■ What this task involves: Reproduce the records below exactly, with nothing altered.

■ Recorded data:
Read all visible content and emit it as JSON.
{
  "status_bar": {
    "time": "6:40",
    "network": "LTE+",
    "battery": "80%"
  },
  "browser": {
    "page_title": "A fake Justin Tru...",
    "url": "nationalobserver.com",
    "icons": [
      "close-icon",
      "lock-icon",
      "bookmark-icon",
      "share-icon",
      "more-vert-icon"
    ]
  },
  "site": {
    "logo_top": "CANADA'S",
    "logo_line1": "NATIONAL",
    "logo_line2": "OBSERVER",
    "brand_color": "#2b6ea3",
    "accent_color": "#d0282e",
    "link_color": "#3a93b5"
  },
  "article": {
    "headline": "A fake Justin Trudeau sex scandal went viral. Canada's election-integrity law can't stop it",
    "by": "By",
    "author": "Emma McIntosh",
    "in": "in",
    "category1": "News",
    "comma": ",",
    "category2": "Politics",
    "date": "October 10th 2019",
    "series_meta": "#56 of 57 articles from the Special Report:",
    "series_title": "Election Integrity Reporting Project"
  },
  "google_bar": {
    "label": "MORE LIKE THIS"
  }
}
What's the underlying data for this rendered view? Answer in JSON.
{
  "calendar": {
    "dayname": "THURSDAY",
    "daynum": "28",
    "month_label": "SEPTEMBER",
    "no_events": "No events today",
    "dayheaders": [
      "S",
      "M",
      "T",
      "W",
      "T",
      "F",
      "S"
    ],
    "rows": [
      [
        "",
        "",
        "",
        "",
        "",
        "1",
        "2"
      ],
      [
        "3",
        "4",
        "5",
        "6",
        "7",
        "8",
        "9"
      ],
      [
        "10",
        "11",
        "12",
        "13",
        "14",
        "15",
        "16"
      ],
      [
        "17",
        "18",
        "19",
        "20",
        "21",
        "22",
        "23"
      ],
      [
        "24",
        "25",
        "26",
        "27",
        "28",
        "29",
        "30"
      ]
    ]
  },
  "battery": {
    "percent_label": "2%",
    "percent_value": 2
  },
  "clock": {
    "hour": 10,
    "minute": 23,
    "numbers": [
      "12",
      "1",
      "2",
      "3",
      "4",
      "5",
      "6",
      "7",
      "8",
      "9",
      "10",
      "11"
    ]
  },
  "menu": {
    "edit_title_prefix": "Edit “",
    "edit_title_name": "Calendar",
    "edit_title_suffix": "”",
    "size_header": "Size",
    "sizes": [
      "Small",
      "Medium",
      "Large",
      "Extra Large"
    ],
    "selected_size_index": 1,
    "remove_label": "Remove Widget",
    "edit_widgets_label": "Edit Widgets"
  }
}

■ Output for this task:
Read all visible content and emit it as JSON.
{
  "status_bar": {
    "time": "6:40",
    "network": "LTE+",
    "battery": "80%"
  },
  "browser": {
    "page_title": "A fake Justin Tru...",
    "url": "nationalobserver.com",
    "icons": [
      "close-icon",
      "lock-icon",
      "bookmark-icon",
      "share-icon",
      "more-vert-icon"
    ]
  },
  "site": {
    "logo_top": "CANADA'S",
    "logo_line1": "NATIONAL",
    "logo_line2": "OBSERVER",
    "brand_color": "#2b6ea3",
    "accent_color": "#d0282e",
    "link_color": "#3a93b5"
  },
  "article": {
    "headline": "A fake Justin Trudeau sex scandal went viral. Canada's election-integrity law can't stop it",
    "by": "By",
    "author": "Emma McIntosh",
    "in": "in",
    "category1": "News",
    "comma": ",",
    "category2": "Politics",
    "date": "October 10th 2019",
    "series_meta": "#56 of 57 articles from the Special Report:",
    "series_title": "Election Integrity Reporting Project"
  },
  "google_bar": {
    "label": "MORE LIKE THIS"
  }
}
What's the underlying data for this rendered view? Answer in JSON.
{
  "calendar": {
    "dayname": "THURSDAY",
    "daynum": "28",
    "month_label": "SEPTEMBER",
    "no_events": "No events today",
    "dayheaders": [
      "S",
      "M",
      "T",
      "W",
      "T",
      "F",
      "S"
    ],
    "rows": [
      [
        "",
        "",
        "",
        "",
        "",
        "1",
        "2"
      ],
      [
        "3",
        "4",
        "5",
        "6",
        "7",
        "8",
        "9"
      ],
      [
        "10",
        "11",
        "12",
        "13",
        "14",
        "15",
        "16"
      ],
      [
        "17",
        "18",
        "19",
        "20",
        "21",
        "22",
        "23"
      ],
      [
        "24",
        "25",
        "26",
        "27",
        "28",
        "29",
        "30"
      ]
    ]
  },
  "battery": {
    "percent_label": "2%",
    "percent_value": 2
  },
  "clock": {
    "hour": 10,
    "minute": 23,
    "numbers": [
      "12",
      "1",
      "2",
      "3",
      "4",
      "5",
      "6",
      "7",
      "8",
      "9",
      "10",
      "11"
    ]
  },
  "menu": {
    "edit_title_prefix": "Edit “",
    "edit_title_name": "Calendar",
    "edit_title_suffix": "”",
    "size_header": "Size",
    "sizes": [
      "Small",
      "Medium",
      "Large",
      "Extra Large"
    ],
    "selected_size_index": 1,
    "remove_label": "Remove Widget",
    "edit_widgets_label": "Edit Widgets"
  }
}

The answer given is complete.